Work to be completed - List all lines of the data containing the word "value".

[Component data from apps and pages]
--- --- ---
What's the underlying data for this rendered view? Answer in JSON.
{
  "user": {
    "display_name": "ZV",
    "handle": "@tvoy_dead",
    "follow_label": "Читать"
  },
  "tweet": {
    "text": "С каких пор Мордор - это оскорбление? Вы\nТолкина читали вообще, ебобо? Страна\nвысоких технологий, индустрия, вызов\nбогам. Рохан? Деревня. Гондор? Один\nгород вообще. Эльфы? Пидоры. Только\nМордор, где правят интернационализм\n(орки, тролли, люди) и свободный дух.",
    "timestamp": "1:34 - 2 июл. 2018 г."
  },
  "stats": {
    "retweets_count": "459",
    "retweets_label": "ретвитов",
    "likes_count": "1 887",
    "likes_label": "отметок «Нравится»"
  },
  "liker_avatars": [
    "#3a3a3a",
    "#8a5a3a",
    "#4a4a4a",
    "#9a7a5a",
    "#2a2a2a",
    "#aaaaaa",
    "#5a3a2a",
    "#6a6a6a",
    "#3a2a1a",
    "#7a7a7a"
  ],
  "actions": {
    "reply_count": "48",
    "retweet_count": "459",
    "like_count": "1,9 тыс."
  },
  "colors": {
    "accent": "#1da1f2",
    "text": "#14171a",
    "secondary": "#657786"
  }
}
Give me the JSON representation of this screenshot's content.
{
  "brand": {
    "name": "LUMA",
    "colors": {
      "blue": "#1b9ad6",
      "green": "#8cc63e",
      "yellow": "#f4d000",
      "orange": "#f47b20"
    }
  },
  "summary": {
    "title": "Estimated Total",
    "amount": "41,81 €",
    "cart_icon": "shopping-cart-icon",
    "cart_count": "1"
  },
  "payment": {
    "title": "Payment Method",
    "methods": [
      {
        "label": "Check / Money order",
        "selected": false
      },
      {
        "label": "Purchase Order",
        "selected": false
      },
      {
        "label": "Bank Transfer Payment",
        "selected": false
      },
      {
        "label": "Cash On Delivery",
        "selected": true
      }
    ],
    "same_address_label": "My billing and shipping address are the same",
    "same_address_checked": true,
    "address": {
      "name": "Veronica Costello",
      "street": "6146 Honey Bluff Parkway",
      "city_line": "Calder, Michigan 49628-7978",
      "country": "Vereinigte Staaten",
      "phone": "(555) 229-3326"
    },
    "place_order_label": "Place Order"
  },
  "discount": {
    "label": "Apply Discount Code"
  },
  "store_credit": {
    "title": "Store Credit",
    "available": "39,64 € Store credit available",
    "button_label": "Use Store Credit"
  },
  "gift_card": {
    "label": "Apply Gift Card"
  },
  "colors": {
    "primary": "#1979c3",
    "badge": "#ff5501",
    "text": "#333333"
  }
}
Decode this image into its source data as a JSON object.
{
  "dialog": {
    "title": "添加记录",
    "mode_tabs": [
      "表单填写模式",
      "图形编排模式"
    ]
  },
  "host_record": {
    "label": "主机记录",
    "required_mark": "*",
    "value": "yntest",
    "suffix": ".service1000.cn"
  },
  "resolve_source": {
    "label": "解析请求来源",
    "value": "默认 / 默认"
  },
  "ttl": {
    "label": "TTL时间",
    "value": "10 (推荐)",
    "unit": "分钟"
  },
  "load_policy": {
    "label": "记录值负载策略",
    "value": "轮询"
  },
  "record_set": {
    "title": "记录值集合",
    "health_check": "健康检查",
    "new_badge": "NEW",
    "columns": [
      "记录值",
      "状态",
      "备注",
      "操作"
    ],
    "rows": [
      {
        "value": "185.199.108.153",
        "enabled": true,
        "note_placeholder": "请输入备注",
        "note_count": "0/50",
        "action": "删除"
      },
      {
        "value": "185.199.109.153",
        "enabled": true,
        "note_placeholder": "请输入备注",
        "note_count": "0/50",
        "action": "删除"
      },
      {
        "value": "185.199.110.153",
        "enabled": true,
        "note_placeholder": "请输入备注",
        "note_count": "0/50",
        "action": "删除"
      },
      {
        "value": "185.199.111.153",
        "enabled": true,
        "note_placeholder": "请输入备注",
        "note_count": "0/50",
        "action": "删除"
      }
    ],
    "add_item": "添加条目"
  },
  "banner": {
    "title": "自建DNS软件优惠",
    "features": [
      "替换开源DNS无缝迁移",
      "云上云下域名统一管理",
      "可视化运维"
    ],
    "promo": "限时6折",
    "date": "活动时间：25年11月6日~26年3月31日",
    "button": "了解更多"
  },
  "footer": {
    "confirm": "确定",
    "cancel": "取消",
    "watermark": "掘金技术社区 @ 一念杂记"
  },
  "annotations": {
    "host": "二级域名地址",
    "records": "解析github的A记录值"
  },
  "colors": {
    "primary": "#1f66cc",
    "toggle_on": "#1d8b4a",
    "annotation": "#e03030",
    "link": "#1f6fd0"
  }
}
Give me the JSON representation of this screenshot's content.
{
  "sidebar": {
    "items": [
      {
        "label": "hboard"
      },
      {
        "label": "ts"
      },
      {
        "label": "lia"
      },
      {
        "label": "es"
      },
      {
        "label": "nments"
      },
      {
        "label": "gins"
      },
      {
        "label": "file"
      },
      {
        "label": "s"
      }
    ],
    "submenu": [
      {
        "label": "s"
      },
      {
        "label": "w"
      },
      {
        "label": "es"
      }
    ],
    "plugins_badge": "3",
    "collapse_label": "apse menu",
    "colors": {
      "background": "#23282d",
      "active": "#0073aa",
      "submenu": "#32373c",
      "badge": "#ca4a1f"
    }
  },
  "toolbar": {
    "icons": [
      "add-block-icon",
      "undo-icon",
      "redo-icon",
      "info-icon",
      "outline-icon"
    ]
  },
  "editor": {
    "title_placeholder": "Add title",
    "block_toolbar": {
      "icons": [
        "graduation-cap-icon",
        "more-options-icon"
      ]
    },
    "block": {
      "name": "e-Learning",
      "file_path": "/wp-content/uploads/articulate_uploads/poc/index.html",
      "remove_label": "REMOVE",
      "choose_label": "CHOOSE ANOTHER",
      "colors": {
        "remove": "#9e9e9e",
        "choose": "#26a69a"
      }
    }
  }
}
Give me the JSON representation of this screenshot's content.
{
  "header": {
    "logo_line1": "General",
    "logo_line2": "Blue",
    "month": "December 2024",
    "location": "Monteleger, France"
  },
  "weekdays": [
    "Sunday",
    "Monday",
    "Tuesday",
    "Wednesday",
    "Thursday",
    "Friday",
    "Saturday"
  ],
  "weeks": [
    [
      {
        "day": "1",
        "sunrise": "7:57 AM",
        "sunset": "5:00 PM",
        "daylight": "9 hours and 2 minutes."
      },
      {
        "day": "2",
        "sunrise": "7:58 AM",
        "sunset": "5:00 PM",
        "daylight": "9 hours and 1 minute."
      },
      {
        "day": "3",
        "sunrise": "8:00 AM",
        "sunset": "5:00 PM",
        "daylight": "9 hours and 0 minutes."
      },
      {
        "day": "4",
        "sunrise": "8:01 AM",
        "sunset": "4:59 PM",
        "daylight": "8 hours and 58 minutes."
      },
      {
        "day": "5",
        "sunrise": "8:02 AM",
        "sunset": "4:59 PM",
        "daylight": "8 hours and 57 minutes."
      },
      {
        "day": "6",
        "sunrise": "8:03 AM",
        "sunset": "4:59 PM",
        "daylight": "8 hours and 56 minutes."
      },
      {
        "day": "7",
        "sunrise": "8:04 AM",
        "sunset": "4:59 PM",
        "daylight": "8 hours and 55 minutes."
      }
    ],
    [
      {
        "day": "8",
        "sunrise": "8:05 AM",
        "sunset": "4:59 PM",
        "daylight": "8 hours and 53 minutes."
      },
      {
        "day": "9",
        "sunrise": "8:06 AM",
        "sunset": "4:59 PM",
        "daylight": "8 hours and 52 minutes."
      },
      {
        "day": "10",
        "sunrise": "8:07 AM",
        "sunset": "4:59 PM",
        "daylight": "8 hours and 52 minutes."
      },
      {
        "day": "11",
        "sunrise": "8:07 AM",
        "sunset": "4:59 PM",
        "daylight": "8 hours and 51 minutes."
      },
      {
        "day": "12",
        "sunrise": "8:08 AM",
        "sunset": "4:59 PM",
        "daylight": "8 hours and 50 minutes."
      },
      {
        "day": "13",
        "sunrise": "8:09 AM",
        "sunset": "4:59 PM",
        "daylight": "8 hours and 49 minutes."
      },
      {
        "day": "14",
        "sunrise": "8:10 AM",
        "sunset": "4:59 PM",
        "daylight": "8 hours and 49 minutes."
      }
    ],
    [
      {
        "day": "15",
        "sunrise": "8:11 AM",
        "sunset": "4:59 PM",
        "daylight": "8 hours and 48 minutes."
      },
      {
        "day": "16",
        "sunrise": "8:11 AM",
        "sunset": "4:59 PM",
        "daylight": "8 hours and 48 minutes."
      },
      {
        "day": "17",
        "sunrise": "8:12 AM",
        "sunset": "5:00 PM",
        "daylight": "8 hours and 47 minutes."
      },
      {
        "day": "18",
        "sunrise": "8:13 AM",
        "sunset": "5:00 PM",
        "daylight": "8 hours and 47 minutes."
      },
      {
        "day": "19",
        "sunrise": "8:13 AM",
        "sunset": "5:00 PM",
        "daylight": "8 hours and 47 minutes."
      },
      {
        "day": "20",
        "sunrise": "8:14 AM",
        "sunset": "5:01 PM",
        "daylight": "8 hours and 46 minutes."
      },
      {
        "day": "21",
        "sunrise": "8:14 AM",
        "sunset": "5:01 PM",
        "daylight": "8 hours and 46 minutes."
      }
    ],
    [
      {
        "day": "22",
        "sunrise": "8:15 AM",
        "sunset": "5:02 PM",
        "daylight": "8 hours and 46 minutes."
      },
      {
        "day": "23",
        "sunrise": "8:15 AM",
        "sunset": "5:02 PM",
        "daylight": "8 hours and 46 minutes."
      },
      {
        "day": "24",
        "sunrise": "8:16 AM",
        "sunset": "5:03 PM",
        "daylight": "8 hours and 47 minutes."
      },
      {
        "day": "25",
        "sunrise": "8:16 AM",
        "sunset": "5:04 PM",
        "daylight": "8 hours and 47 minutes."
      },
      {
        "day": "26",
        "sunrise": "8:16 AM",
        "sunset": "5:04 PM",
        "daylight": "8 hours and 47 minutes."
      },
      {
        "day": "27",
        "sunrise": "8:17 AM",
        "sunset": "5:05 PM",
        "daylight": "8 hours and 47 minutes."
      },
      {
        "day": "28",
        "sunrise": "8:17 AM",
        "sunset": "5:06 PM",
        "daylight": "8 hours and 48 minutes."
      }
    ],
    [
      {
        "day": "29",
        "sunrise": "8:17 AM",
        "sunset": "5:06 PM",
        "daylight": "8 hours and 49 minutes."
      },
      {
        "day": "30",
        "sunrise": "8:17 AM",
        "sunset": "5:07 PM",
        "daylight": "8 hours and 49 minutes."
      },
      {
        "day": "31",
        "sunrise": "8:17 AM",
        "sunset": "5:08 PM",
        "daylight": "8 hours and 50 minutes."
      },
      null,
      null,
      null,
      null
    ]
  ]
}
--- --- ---
Answer section -
    "value": "yntest",
    "value": "默认 / 默认"
    "value": "10 (推荐)",
    "value": "轮询"
        "value": "185.199.108.153",
        "value": "185.199.109.153",
        "value": "185.199.110.153",
        "value": "185.199.111.153",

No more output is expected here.